Using a compromised Department of Justice email account, a hacker claims to have gained access to the department's intranet, according to Motherboard. The hacker then allegedly downloaded the personal information of more than 20,000 FBI employees and roughly 9,000 Department of Homeland Security employees.
The hacker published the supposed information on an encrypted text-sharing site, including names, titles and contact details. At least some of the information appears to be real.
The hacker, who uses a handle with a rude word (see for yourself should you be so inclined), dumped the first round of data and linked to it in a tweet, along with a pro-Palestinian hashtag, Sunday. The hacker followed up with the alleged FBI employee information on Monday. It's unclear how much of the hacked information may have been publicly available.
A Justice Department spokesman said the information doesn't appear to include any sensitive personal details, though it is looking into unauthorized access of one of its systems.
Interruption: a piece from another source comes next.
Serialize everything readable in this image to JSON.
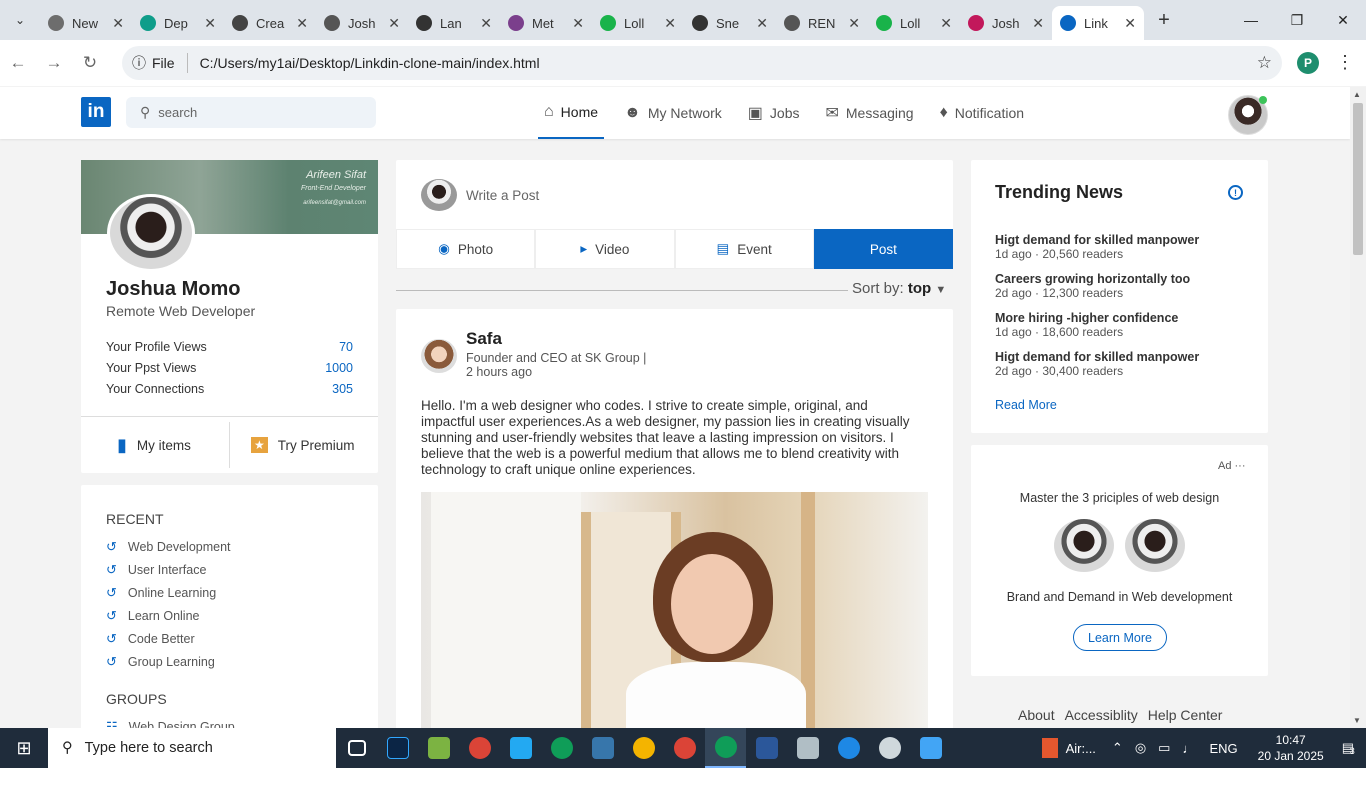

A DHS spokesman said it's looking into the alleged disclosure of employee contact information. An FBI spokesman didn't respond to a request for comment.
The alleged digital break-in comes amid growing concern that hackers can get at our most sensitive information online, regardless of how well it's supposedly stored. Government agencies, health care companies and private industry have all been compromised.
In July, more than 22 million people were affected by cyberattacks on the US government's personnel office. That follows a string of attacks against government targets including a hack of the CIA's public website, the interception of White House emails and the breach of a military Twitter account.
"No system is completely impenetrable," said Thomas Ristenpart, professor at Cornell Tech and a member of its security group. "It only takes one hole for an attacker to get in."
CNET News' Laura Hautala contributed to this report.